■ **EXERCISE**: An exact copy of all the entries below is what this task needs.

Items from an interface collection:
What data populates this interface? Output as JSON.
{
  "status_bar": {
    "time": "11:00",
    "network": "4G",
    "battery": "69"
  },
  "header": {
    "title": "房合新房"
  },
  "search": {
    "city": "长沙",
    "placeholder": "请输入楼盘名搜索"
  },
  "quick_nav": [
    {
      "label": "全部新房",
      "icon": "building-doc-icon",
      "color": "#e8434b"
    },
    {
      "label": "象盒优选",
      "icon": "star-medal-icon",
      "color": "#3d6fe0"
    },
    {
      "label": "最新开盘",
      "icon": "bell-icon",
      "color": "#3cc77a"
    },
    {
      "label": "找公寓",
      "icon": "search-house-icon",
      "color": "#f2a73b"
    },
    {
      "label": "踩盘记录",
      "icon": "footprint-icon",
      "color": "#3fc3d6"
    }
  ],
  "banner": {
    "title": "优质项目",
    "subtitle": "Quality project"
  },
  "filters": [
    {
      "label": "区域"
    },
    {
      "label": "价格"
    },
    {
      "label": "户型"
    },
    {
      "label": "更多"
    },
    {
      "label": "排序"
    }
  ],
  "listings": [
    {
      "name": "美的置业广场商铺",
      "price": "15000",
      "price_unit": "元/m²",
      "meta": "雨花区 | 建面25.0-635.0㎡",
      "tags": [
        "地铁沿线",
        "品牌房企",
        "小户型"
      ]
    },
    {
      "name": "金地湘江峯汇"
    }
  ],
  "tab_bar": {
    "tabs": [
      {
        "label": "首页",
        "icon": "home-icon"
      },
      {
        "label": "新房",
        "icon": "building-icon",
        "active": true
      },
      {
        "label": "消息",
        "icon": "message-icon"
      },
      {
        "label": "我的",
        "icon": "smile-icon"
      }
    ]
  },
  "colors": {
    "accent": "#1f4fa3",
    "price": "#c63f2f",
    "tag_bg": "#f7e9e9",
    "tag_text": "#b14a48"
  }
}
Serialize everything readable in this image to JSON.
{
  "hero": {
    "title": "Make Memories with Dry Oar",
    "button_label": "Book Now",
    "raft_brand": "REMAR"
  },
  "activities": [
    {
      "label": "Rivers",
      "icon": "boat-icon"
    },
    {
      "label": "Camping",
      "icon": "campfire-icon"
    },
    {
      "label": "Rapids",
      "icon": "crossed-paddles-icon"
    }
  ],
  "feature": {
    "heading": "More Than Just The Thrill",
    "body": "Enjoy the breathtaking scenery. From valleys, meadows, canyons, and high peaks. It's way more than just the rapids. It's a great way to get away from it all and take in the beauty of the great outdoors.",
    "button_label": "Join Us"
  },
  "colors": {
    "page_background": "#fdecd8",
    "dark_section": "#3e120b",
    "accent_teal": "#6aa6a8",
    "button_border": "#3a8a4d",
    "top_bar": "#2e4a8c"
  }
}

■ **OUTPUT OF THE TASK**:
What data populates this interface? Output as JSON.
{
  "status_bar": {
    "time": "11:00",
    "network": "4G",
    "battery": "69"
  },
  "header": {
    "title": "房合新房"
  },
  "search": {
    "city": "长沙",
    "placeholder": "请输入楼盘名搜索"
  },
  "quick_nav": [
    {
      "label": "全部新房",
      "icon": "building-doc-icon",
      "color": "#e8434b"
    },
    {
      "label": "象盒优选",
      "icon": "star-medal-icon",
      "color": "#3d6fe0"
    },
    {
      "label": "最新开盘",
      "icon": "bell-icon",
      "color": "#3cc77a"
    },
    {
      "label": "找公寓",
      "icon": "search-house-icon",
      "color": "#f2a73b"
    },
    {
      "label": "踩盘记录",
      "icon": "footprint-icon",
      "color": "#3fc3d6"
    }
  ],
  "banner": {
    "title": "优质项目",
    "subtitle": "Quality project"
  },
  "filters": [
    {
      "label": "区域"
    },
    {
      "label": "价格"
    },
    {
      "label": "户型"
    },
    {
      "label": "更多"
    },
    {
      "label": "排序"
    }
  ],
  "listings": [
    {
      "name": "美的置业广场商铺",
      "price": "15000",
      "price_unit": "元/m²",
      "meta": "雨花区 | 建面25.0-635.0㎡",
      "tags": [
        "地铁沿线",
        "品牌房企",
        "小户型"
      ]
    },
    {
      "name": "金地湘江峯汇"
    }
  ],
  "tab_bar": {
    "tabs": [
      {
        "label": "首页",
        "icon": "home-icon"
      },
      {
        "label": "新房",
        "icon": "building-icon",
        "active": true
      },
      {
        "label": "消息",
        "icon": "message-icon"
      },
      {
        "label": "我的",
        "icon": "smile-icon"
      }
    ]
  },
  "colors": {
    "accent": "#1f4fa3",
    "price": "#c63f2f",
    "tag_bg": "#f7e9e9",
    "tag_text": "#b14a48"
  }
}
Serialize everything readable in this image to JSON.
{
  "hero": {
    "title": "Make Memories with Dry Oar",
    "button_label": "Book Now",
    "raft_brand": "REMAR"
  },
  "activities": [
    {
      "label": "Rivers",
      "icon": "boat-icon"
    },
    {
      "label": "Camping",
      "icon": "campfire-icon"
    },
    {
      "label": "Rapids",
      "icon": "crossed-paddles-icon"
    }
  ],
  "feature": {
    "heading": "More Than Just The Thrill",
    "body": "Enjoy the breathtaking scenery. From valleys, meadows, canyons, and high peaks. It's way more than just the rapids. It's a great way to get away from it all and take in the beauty of the great outdoors.",
    "button_label": "Join Us"
  },
  "colors": {
    "page_background": "#fdecd8",
    "dark_section": "#3e120b",
    "accent_teal": "#6aa6a8",
    "button_border": "#3a8a4d",
    "top_bar": "#2e4a8c"
  }
}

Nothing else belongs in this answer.